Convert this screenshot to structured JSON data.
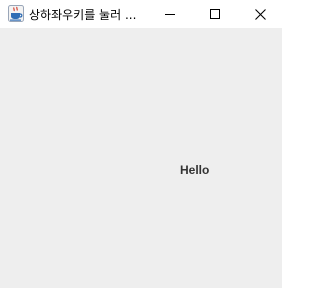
{
  "window": {
    "title": "상하좌우키를 눌러 ...",
    "app_icon": "java-coffee-cup-icon",
    "controls": {
      "minimize_icon": "minimize-icon",
      "maximize_icon": "maximize-icon",
      "close_icon": "close-icon"
    }
  },
  "content": {
    "label": "Hello",
    "background": "#eeeeee",
    "label_color": "#333333"
  }
}
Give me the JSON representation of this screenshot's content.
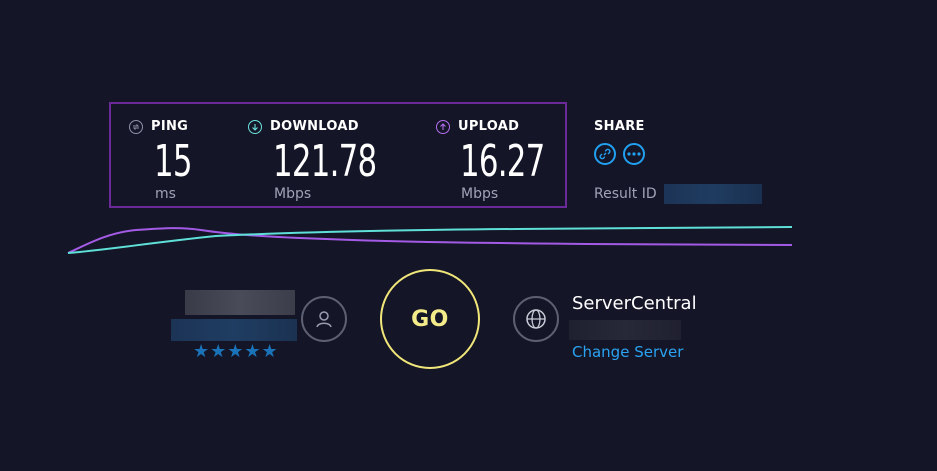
{
  "metrics": {
    "ping": {
      "label": "PING",
      "value": "15",
      "unit": "ms",
      "icon": "ping-icon",
      "color": "#8e91a6"
    },
    "download": {
      "label": "DOWNLOAD",
      "value": "121.78",
      "unit": "Mbps",
      "icon": "download-arrow-icon",
      "color": "#6de3df"
    },
    "upload": {
      "label": "UPLOAD",
      "value": "16.27",
      "unit": "Mbps",
      "icon": "upload-arrow-icon",
      "color": "#b36ef0"
    }
  },
  "share": {
    "label": "SHARE",
    "link_icon": "link-icon",
    "more_icon": "more-icon",
    "result_id_label": "Result ID"
  },
  "provider": {
    "rating_stars": 5,
    "stars_text": "★★★★★",
    "icon": "user-icon"
  },
  "go_button": {
    "label": "GO"
  },
  "server": {
    "name": "ServerCentral",
    "change_label": "Change Server",
    "icon": "globe-icon"
  },
  "colors": {
    "background": "#141526",
    "download_line": "#5ee0d8",
    "upload_line": "#a35be6",
    "go_ring": "#f0e67a",
    "link": "#2aa3f2",
    "highlight_border": "#6b2a9a"
  }
}
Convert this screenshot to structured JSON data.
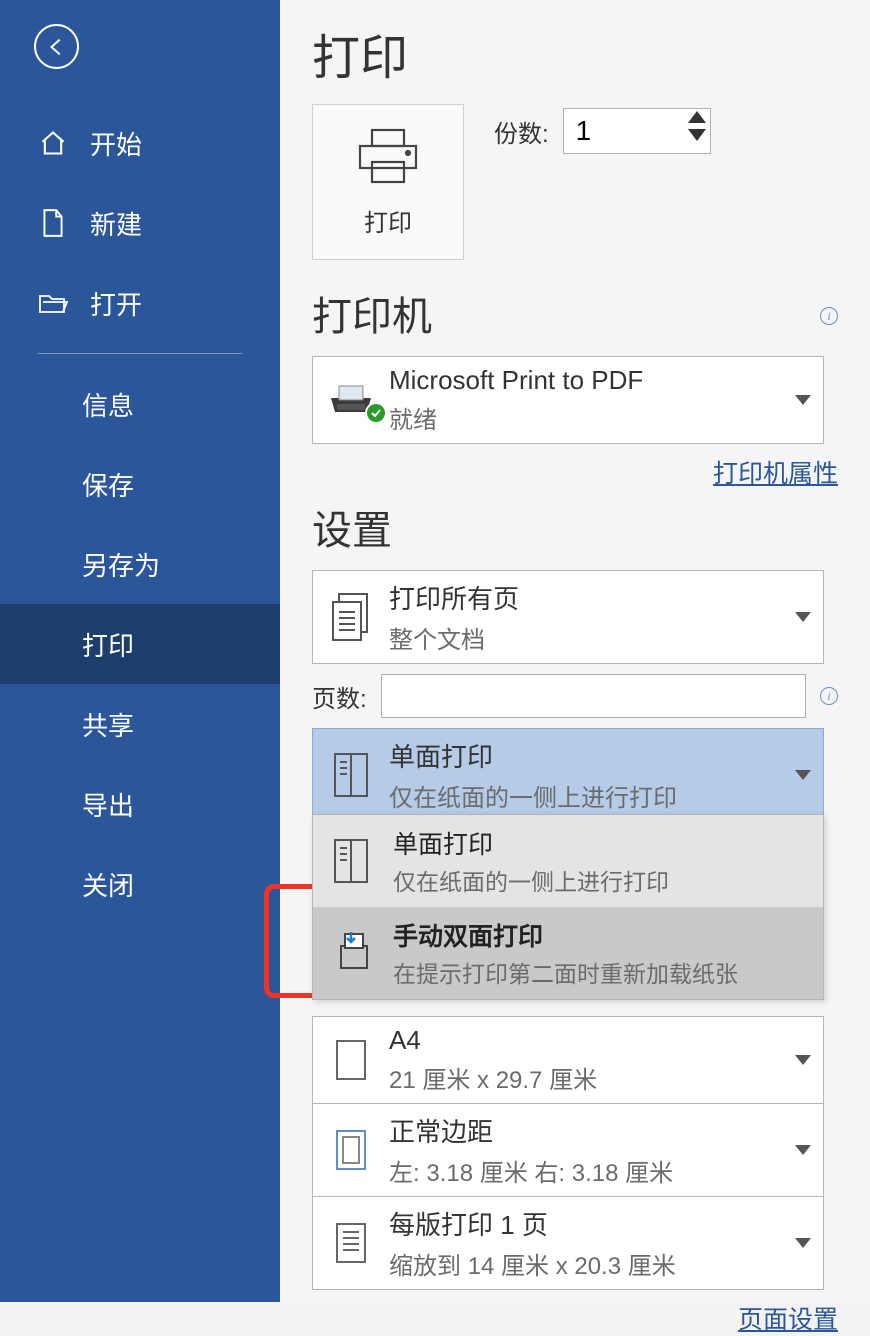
{
  "sidebar": {
    "items": [
      {
        "label": "开始"
      },
      {
        "label": "新建"
      },
      {
        "label": "打开"
      },
      {
        "label": "信息"
      },
      {
        "label": "保存"
      },
      {
        "label": "另存为"
      },
      {
        "label": "打印"
      },
      {
        "label": "共享"
      },
      {
        "label": "导出"
      },
      {
        "label": "关闭"
      }
    ]
  },
  "title": "打印",
  "print_button_label": "打印",
  "copies": {
    "label": "份数:",
    "value": "1"
  },
  "printer_section": {
    "heading": "打印机",
    "selected": {
      "name": "Microsoft Print to PDF",
      "status": "就绪"
    },
    "properties_link": "打印机属性"
  },
  "settings_section": {
    "heading": "设置",
    "print_scope": {
      "title": "打印所有页",
      "subtitle": "整个文档"
    },
    "pages_label": "页数:",
    "sides": {
      "selected": {
        "title": "单面打印",
        "subtitle": "仅在纸面的一侧上进行打印"
      },
      "options": [
        {
          "title": "单面打印",
          "subtitle": "仅在纸面的一侧上进行打印"
        },
        {
          "title": "手动双面打印",
          "subtitle": "在提示打印第二面时重新加载纸张"
        }
      ]
    },
    "paper": {
      "title": "A4",
      "subtitle": "21 厘米 x 29.7 厘米"
    },
    "margins": {
      "title": "正常边距",
      "subtitle": "左:  3.18 厘米    右:  3.18 厘米"
    },
    "per_sheet": {
      "title": "每版打印 1 页",
      "subtitle": "缩放到 14 厘米 x 20.3 厘米"
    },
    "page_setup_link": "页面设置"
  }
}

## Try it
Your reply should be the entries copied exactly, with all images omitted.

## Exercise result
Convert this screenshot to structured JSON data.
{
  "window": {
    "title": "상하좌우키를 눌러 ...",
    "app_icon": "java-coffee-cup-icon",
    "controls": {
      "minimize_icon": "minimize-icon",
      "maximize_icon": "maximize-icon",
      "close_icon": "close-icon"
    }
  },
  "content": {
    "label": "Hello",
    "background": "#eeeeee",
    "label_color": "#333333"
  }
}
Give me the JSON representation of this screenshot's content.
{
  "metrics": {
    "ping": {
      "label": "PING",
      "value": "15",
      "unit": "ms",
      "icon": "ping-icon",
      "color": "#8e91a6"
    },
    "download": {
      "label": "DOWNLOAD",
      "value": "121.78",
      "unit": "Mbps",
      "icon": "download-arrow-icon",
      "color": "#6de3df"
    },
    "upload": {
      "label": "UPLOAD",
      "value": "16.27",
      "unit": "Mbps",
      "icon": "upload-arrow-icon",
      "color": "#b36ef0"
    }
  },
  "share": {
    "label": "SHARE",
    "link_icon": "link-icon",
    "more_icon": "more-icon",
    "result_id_label": "Result ID"
  },
  "provider": {
    "rating_stars": 5,
    "stars_text": "★★★★★",
    "icon": "user-icon"
  },
  "go_button": {
    "label": "GO"
  },
  "server": {
    "name": "ServerCentral",
    "change_label": "Change Server",
    "icon": "globe-icon"
  },
  "colors": {
    "background": "#141526",
    "download_line": "#5ee0d8",
    "upload_line": "#a35be6",
    "go_ring": "#f0e67a",
    "link": "#2aa3f2",
    "highlight_border": "#6b2a9a"
  }
}
Convert this screenshot to structured JSON data.
{
  "sidebar": {
    "items": [
      {
        "label": "开始"
      },
      {
        "label": "新建"
      },
      {
        "label": "打开"
      },
      {
        "label": "信息"
      },
      {
        "label": "保存"
      },
      {
        "label": "另存为"
      },
      {
        "label": "打印"
      },
      {
        "label": "共享"
      },
      {
        "label": "导出"
      },
      {
        "label": "关闭"
      }
    ]
  },
  "title": "打印",
  "print_button_label": "打印",
  "copies": {
    "label": "份数:",
    "value": "1"
  },
  "printer_section": {
    "heading": "打印机",
    "selected": {
      "name": "Microsoft Print to PDF",
      "status": "就绪"
    },
    "properties_link": "打印机属性"
  },
  "settings_section": {
    "heading": "设置",
    "print_scope": {
      "title": "打印所有页",
      "subtitle": "整个文档"
    },
    "pages_label": "页数:",
    "sides": {
      "selected": {
        "title": "单面打印",
        "subtitle": "仅在纸面的一侧上进行打印"
      },
      "options": [
        {
          "title": "单面打印",
          "subtitle": "仅在纸面的一侧上进行打印"
        },
        {
          "title": "手动双面打印",
          "subtitle": "在提示打印第二面时重新加载纸张"
        }
      ]
    },
    "paper": {
      "title": "A4",
      "subtitle": "21 厘米 x 29.7 厘米"
    },
    "margins": {
      "title": "正常边距",
      "subtitle": "左:  3.18 厘米    右:  3.18 厘米"
    },
    "per_sheet": {
      "title": "每版打印 1 页",
      "subtitle": "缩放到 14 厘米 x 20.3 厘米"
    },
    "page_setup_link": "页面设置"
  }
}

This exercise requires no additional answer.